[[ Records for this exercise open ]]

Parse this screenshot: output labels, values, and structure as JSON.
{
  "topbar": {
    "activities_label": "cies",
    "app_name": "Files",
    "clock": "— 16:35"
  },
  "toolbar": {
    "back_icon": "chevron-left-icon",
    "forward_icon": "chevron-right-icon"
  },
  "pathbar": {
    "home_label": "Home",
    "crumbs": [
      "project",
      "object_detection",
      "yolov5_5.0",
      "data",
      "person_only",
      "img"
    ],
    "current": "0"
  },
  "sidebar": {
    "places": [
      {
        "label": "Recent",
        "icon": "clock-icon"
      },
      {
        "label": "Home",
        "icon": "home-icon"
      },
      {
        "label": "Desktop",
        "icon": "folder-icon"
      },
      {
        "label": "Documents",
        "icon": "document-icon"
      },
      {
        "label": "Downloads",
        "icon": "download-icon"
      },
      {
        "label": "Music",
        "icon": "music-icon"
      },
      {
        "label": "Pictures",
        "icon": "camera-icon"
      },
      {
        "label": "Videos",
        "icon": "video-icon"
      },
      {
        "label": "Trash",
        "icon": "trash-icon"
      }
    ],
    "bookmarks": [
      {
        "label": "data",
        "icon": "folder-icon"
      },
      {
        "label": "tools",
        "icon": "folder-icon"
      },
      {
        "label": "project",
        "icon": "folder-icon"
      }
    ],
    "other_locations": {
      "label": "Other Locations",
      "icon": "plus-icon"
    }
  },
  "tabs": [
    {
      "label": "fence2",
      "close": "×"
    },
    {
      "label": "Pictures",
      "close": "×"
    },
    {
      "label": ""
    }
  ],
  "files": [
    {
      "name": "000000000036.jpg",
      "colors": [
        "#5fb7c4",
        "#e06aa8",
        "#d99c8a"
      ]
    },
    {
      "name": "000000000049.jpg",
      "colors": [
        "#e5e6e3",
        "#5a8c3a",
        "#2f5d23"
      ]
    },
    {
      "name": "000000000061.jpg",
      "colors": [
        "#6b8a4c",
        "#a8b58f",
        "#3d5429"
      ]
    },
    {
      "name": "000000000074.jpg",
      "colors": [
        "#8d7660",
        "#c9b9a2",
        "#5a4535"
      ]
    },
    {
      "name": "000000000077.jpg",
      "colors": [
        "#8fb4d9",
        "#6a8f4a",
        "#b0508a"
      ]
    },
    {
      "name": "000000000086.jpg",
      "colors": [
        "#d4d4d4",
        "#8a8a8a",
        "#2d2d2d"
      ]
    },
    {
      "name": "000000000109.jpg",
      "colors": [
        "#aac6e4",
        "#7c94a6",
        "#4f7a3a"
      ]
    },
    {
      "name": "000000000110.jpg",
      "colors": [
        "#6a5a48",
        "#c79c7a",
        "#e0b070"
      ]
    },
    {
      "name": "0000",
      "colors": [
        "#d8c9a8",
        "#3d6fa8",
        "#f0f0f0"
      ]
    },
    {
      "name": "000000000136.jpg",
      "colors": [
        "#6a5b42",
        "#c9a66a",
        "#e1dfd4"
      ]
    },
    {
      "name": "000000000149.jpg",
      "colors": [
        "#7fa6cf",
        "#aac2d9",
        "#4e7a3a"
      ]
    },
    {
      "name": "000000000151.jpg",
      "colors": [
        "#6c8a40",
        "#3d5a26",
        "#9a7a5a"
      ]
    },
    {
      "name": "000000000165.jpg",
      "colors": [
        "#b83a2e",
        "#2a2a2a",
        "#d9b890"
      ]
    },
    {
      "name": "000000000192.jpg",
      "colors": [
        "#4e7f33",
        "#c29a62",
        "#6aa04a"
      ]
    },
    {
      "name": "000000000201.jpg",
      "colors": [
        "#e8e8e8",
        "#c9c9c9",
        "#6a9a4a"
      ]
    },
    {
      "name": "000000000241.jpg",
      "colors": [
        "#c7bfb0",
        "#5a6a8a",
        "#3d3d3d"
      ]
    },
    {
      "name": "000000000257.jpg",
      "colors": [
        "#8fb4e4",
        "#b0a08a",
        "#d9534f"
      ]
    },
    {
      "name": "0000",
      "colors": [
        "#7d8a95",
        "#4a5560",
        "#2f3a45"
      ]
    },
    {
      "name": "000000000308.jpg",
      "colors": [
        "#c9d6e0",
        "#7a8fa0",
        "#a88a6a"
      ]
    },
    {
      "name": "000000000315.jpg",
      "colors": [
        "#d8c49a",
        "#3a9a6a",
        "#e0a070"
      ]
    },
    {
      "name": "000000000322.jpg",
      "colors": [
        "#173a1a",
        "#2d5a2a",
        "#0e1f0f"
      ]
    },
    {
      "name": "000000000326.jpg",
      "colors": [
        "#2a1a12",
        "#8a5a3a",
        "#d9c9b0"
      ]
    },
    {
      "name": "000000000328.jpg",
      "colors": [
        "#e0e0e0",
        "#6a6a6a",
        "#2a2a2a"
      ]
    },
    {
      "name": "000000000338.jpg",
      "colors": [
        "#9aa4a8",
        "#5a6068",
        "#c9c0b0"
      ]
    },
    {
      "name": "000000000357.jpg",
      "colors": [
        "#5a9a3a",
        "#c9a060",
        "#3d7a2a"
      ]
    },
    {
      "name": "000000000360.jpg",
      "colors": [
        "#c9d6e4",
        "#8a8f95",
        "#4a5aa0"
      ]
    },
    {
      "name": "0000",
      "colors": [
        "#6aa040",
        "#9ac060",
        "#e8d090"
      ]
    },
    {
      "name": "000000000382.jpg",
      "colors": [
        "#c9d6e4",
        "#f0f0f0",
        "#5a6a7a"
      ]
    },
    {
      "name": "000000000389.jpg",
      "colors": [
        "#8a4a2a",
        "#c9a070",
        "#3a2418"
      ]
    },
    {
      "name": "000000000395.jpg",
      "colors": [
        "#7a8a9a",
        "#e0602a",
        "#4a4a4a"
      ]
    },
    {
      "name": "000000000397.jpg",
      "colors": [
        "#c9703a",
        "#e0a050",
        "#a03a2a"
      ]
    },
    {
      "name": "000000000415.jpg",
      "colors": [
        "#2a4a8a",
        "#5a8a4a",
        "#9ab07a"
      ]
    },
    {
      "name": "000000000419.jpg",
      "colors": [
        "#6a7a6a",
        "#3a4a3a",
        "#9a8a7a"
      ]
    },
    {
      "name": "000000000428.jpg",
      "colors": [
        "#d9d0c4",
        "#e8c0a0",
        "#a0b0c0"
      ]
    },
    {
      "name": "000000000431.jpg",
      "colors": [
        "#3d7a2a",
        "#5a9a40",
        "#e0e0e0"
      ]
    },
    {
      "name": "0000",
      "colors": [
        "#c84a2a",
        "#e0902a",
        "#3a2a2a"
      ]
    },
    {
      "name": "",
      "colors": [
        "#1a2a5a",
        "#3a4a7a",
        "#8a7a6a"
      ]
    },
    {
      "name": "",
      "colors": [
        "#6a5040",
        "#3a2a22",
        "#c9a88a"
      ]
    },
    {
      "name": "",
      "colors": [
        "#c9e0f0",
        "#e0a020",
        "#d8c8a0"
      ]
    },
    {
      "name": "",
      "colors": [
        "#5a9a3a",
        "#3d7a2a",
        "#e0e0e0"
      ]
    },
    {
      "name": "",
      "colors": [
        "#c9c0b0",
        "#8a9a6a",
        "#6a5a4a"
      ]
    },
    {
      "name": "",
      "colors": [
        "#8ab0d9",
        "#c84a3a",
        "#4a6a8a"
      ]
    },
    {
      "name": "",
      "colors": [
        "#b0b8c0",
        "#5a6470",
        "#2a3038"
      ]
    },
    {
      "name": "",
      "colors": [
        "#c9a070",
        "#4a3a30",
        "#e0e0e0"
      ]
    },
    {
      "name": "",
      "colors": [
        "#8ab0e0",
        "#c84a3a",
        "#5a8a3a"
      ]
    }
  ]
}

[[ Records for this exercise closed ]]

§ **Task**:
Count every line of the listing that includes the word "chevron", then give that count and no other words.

§ **Task answer**:
2